The asthma and allergies got so bad that sometimes I would gasp for air, unable to sleep; so the doctor had me take asthma medication. I quickly became addicted to over-the-counter asthma pills, which were a mild form of speed (amphetamines). This went on for about a decade as I battled an addiction to stimulants that kept my nervous system hyperactive.
At that time, few doctors knew about anorexia. This was nearly a decade before pop singer Karen Carpenter’s death made the public aware. Like many anorexics, I had elaborate food rituals. For example, I would spend eight hours creating gourmet Christmas cookies and then eat only one.
After I’d been anorexic for about three years, suppressing my desires to eat and dreaming every night about food, the dam suddenly burst. I became bulimic and gained 60 pounds within months. This was depressing, as I had always had full control of myself until then. In fact, my will power had made me feel superior to everyone I knew. Losing my will power and my figure shattered my self-image.
Then bulimia, or binge/purge syndrome, kicked in and lasted for seven years. It was seven years of hell that completely changed my life.
On a positive note, it made me a much more compassionate person. Within months, I transformed from the most judgmental person I had ever met to a non-judgmental person with insight into why people do the most insane things. I developed the insight to seek to understand the reason behind the actions or words I disagreed with, rather than condemn the doer or speaker.
But I hated this disease. Worst of all, perhaps, I believed that I was alone, that no one in the world was sharing my illness. When I confessed my compulsive behavior to doctors, counselors, and psychologists, no one had any idea what was going on with me. I even took eight psychology classes at the university, hoping to find some insight that would lead me to a cure. I knew that I couldn’t wait for some doctor to treat me or for someone to find the cure or magic pill. I had to heal myself as soon as possible. I couldn’t wait for medical science to figure things out.

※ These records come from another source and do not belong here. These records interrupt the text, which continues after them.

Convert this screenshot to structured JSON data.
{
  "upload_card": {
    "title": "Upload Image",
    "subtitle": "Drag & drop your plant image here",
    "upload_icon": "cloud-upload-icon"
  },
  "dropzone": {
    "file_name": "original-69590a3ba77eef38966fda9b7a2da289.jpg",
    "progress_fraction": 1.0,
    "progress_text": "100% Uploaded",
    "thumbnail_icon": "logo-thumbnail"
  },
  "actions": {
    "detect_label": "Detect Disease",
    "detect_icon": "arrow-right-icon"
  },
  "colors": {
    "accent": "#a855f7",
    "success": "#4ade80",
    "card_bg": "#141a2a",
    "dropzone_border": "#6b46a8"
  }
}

One day I picked up a copy of the magazine New Woman and read an article explaining that B vitamins from brewer’s yeast reduce stress. I started reading about nutrition and trying out various high energy and high mineral foods, such as bee pollen and brewer’s yeast.

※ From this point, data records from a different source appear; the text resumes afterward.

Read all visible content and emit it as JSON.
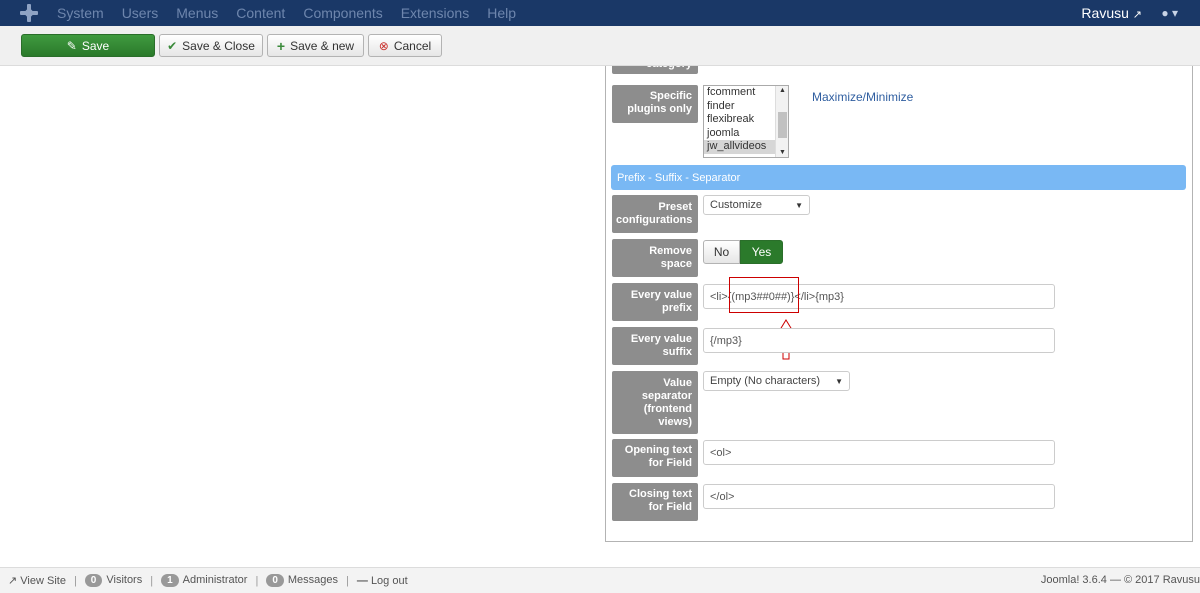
{
  "navbar": {
    "menu": [
      "System",
      "Users",
      "Menus",
      "Content",
      "Components",
      "Extensions",
      "Help"
    ],
    "user": "Ravusu"
  },
  "toolbar": {
    "save": "Save",
    "save_close": "Save & Close",
    "save_new": "Save & new",
    "cancel": "Cancel"
  },
  "form": {
    "cut_label": "category",
    "plugins_label": "Specific plugins only",
    "plugins_options": [
      "fcomment",
      "finder",
      "flexibreak",
      "joomla",
      "jw_allvideos"
    ],
    "plugins_selected": "jw_allvideos",
    "maximize_link": "Maximize/Minimize",
    "section_title": "Prefix - Suffix - Separator",
    "preset_label": "Preset configurations",
    "preset_value": "Customize",
    "remove_space_label": "Remove space",
    "remove_space_no": "No",
    "remove_space_yes": "Yes",
    "prefix_label": "Every value prefix",
    "prefix_value": "<li>{(mp3##0##)}</li>{mp3}",
    "suffix_label": "Every value suffix",
    "suffix_value": "{/mp3}",
    "separator_label": "Value separator (frontend views)",
    "separator_value": "Empty (No characters)",
    "opening_label": "Opening text for Field",
    "opening_value": "<ol>",
    "closing_label": "Closing text for Field",
    "closing_value": "</ol>"
  },
  "statusbar": {
    "view_site": "View Site",
    "visitors_count": "0",
    "visitors": "Visitors",
    "admin_count": "1",
    "admin": "Administrator",
    "messages_count": "0",
    "messages": "Messages",
    "logout": "Log out",
    "version": "Joomla! 3.6.4 — © 2017 Ravusu"
  },
  "colors": {
    "navbar": "#1a3867",
    "save": "#2b7a2b",
    "section": "#79b8f4",
    "label": "#8d8d8d",
    "highlight": "#cc0000"
  }
}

I started on a path of learning about nutrition, and how it affected not only my body, but also my mind and emotions.
Several months before that, I had also begun to exercise regularly.
Gradually, I freed myself. I no longer felt the mood swings, stress and compulsive behavior to binge and purge. After seven years of hell, I was free! (Well, relatively free, at least.) From that time on, I knew that nutrition played a key role in mental, emotional, spiritual and physical health.
In retrospect, I realize that another reason I was able to rid myself of eating disorders was that I was living in Mexico that year. I wasn’t exposed to most of the food additives and chemicals found in American food.
About a year later, Karen Carpenter suddenly died from complications of her own eating disorder, and the topic of eating disorders suddenly sprouted in all the media. Books were written about it. Treatment centers started advertising to help women with this disease. It was interesting to me, but it didn’t really matter because I had been freed. I was on to other things, like traveling around the world.
For a several years, I slipped a few times a year. Then, only on Thanksgiving and Christmas, like normal people. Now I rarely overeat as I hate the “stuffed” feeling. Here I am, 35 years later, and I can honestly say that there is hope—there is freedom—and it can be permanent.
(This post is a modified excerpt from Susan’s book The Live Food Factor.)